Kezie Apps is going to the Western Clydesdales to join Leianne Tufuga, Shenae Ciesiolka and Ali Brigginshaw. So while the men’s team looks like it will lack firepower to compete in their second year in the league, the women’s team is going to be competitive immediately. Without a full roster, it’s hard to judge and the Dales don’t seem as stacked as Wynnum or Burleigh but they should be in the second tier of contenders, depending on the forward pack they assemble.
Explainer: NRL general play kick spray charts from our friends at Rugby League Eye Test. Looks awesome.
Not rugby league: the Melbourne Rebels are broke. In the last couple of years, that's two top flight English union clubs and one Australian off the top of my head. Even the Newcastle Thunder managed to keep going4. Seems like the union business model is fundamentally broken and I think it's due to a lack of efficiency. Think of how many units of entertainment are created by a 13 player rugby league side with a 4 player bench versus a 15 player union side with an 8 player bench. There's too many loafers in union not producing enough fun times, and payrolls need to be slashed by approximately 35% to make it viable. They should also try doing more with less by restricting possession to say six tackles per set.
Then: Queensland club reportedly in the the mix for rugby star, which I initially read as Jordan Pereira, who I would take as a surer bet than a union convert.
There are two takeaways from Letterman joking that he was buying South Sydney: 1) The Grand Old Club have the same pull as a fourth division Welsh soccer team, which is great considering Souths’ main claim to any kind of relevance was being kicked out of the comp 25 years ago, and 2) a lot of people don't seem to know what satire or a hoax is, having confused these concepts with an ordinary joke.
Tyson Smoothy extends to 2025. Where Paix is going to land?
Brenko Lee reportedly finds new club after release from Dolphins. Its Easts Tigers. This is what we call a Corey Thompson situation.
Not Queensland: Introducing our new Ecostrad mascot and you could name it. Sure. The Dolphins didn’t go for Phineas O’Phin, which I think was a mistake, but Hull could definitely have Heaty McRadiatorface or Ceramicus.

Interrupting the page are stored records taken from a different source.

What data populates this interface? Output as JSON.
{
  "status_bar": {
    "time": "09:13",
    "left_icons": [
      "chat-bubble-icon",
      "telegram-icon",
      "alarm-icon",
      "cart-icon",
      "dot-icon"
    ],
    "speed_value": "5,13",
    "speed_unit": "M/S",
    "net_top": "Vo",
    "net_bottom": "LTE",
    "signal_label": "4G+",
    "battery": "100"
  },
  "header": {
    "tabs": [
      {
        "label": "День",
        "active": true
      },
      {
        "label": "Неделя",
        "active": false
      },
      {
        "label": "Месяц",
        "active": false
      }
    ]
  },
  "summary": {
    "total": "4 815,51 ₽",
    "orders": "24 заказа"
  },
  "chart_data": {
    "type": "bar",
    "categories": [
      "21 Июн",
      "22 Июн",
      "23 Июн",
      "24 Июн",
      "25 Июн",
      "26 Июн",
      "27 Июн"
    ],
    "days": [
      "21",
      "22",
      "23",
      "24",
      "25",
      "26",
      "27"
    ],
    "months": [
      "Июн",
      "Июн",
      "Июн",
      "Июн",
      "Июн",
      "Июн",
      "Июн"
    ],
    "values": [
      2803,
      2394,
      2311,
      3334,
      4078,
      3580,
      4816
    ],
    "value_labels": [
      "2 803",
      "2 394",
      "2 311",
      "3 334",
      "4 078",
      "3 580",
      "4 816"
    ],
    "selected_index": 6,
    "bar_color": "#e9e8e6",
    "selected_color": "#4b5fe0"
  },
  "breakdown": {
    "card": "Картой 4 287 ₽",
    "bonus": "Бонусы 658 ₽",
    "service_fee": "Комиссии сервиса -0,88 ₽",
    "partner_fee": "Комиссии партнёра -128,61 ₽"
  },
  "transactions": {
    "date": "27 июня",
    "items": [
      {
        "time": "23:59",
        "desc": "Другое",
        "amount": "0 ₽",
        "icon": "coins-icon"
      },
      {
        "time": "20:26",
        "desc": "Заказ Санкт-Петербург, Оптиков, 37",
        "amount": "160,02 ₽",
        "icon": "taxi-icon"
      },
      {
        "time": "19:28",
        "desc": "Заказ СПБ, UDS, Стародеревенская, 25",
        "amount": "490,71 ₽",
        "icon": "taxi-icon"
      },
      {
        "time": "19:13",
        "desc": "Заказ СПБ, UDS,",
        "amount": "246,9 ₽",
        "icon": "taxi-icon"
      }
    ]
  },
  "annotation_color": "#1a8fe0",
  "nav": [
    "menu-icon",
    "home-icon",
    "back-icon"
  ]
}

There are some clubs missing, either because they don’t have online stores, aren’t offering memberships this year or had met technical difficulties when I looked. Having had an eye on this for a few years now, it’s funny watching clubs get their merch offering organised and then let it slip off their radar, something breaks and then they belatedly remember it and get organised again.
In the 1997 World Club Championship, watching Adelaide, Canberra and Canterbury eat shit at the hands of Leeds, London and Wigan respectively is almost as thrilling as watching Gorden Tallis land three right hooks on Terry O’Connor before the Englishman had realised what was happening (5m47s, you sociopath) and got some of his own back, or the Sky Sports team naming Shaun [sic] Webcke to the bench, or prime Kevin Walters and young Darren Lockyer in action.
I’m 175cm and I wouldn’t describe myself as short, mostly because very few men describe themselves as short, irrespective of their height, but the stats are hard to go past. That said, people are more likely to give me shit about being balding. Still, if I felt I had to ring Ashley Martin, I’d self-harm. That’s my turning point.
‘Outgoing Australian Rugby League Commission chairman Peter Beattie is blithely unconcerned when I mention to him that some people I have interviewed maintain that the Telegraph, in particular, dances to V'landys' tune. "My response to that is, 'Whoopy doo!' " Beattie says. "If he's got News in his pocket, is that a bad thing for us? Even if it is true, where's the downside for rugby league?"‘
That explains a fair bit if I’m honest. “My response to that is, ‘Whoopy doo!’” is a patently insane thing to say.
If nothing else, that would require brains being present in the first place.
Although they just lost 114-10 in the 1895 Cup to York, so that's not encouraging for the new ownership.